    Yes, by the middle 1960's, there were considerable differences, particularly with GM, whose convertibles even had a markedly different windshield frame.
     
  11. Art Anderson added a post in a topic Next up from Moebius ?   

    From their inception at GM in 1950, and out to the middle 1960's, hardtops were little more than convertible bodies with a steel top welded in place--look at any 50's hardtop that's had the interior stripped out of it, and you will see the locating points for the convertible top mechanism, and even the mounting points for the locking handles for the top in the windshield header.
    Art
     
     
  12. Art Anderson added a post in a topic Where do you find t-bars?   

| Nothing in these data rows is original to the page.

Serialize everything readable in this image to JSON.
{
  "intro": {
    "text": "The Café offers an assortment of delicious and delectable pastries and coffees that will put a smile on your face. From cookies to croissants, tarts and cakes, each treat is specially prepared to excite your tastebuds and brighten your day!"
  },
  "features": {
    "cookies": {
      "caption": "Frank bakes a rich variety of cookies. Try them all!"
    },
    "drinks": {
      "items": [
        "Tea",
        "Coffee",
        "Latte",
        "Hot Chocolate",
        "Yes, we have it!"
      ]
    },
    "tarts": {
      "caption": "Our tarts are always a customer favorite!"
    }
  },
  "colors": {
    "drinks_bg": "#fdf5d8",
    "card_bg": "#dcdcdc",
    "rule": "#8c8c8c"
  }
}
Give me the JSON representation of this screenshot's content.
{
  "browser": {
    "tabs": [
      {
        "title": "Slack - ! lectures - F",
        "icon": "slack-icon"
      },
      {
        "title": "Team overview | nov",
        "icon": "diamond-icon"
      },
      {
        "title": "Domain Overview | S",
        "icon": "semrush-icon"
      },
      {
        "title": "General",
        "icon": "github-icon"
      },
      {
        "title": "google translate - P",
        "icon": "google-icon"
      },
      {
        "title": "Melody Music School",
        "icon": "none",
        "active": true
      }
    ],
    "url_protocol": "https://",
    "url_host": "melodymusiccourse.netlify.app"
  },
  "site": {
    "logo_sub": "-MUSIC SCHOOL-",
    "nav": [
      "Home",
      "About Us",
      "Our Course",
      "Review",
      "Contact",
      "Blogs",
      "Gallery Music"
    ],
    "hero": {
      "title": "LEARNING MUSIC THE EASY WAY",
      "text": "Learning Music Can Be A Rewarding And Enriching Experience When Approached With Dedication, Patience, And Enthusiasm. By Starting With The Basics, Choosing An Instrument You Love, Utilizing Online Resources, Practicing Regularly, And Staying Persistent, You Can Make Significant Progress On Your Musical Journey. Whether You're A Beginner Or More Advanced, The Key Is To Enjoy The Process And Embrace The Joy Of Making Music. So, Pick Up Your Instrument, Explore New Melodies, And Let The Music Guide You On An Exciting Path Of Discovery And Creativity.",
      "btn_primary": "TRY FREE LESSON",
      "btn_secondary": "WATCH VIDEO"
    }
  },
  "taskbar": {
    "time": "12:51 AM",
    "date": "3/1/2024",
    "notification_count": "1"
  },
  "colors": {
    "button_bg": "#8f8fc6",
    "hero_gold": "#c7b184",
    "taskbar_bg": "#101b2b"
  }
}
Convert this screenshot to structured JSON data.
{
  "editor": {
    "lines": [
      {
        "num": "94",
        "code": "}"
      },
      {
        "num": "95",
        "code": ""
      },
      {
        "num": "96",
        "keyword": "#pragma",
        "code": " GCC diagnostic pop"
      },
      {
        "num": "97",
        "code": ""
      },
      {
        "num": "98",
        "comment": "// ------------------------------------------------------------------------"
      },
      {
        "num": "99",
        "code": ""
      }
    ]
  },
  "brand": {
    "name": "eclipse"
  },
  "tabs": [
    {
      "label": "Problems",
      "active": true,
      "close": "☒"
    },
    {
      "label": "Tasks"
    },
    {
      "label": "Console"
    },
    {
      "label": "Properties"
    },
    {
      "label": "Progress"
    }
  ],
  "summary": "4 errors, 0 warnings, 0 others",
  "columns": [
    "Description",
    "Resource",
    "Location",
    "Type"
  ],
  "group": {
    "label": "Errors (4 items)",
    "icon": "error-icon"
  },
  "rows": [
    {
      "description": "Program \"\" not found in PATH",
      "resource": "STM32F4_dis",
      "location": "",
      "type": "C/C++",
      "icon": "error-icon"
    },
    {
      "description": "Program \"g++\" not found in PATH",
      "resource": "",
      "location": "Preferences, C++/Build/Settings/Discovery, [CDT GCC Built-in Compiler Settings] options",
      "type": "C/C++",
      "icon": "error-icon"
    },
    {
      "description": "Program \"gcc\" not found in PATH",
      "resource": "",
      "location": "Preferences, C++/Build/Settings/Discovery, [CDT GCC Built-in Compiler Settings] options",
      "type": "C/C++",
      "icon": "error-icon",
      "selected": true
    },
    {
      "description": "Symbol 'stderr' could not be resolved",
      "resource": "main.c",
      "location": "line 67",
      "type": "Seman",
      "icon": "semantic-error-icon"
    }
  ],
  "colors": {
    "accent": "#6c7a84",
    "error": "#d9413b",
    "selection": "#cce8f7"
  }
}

    Do you mean for the vertical stakes?  All the ones I have ever seen were/are "Hat Section" rolled steel, rather than a simple T-bar.  I have made those by using two different widths of Evergreen styrene, laminated together, to make a scale hat-section.
     
    Art
  13. Art Anderson added a post in a topic Next up from Moebius ?   

    Simple answer:  Convertible kits were nowhere nearly as popular back when those kits were produced--lots of leftover stock every model year--prime candidates for downtown sidewalk sales.  Same with building them.
  14. Art Anderson added a post in a topic Next up from Moebius ?   

    Steve, this comes from my 30 years behind the counter in a couple of hobby shops.  Trust me, convertible kits as we know them, never did sell in nearly the same numbers as their hardtop stablemates (but then, neither did they in the 1:1 world either.
     
  15. Art Anderson added a post in a topic Next up from Moebius ?   

    Ebay values bear very little similarity to the world of mass production, mass sales of model kits.  When I see several THOUSAND bids on a model kit on the 'Bay, I may well change my thoughts on this.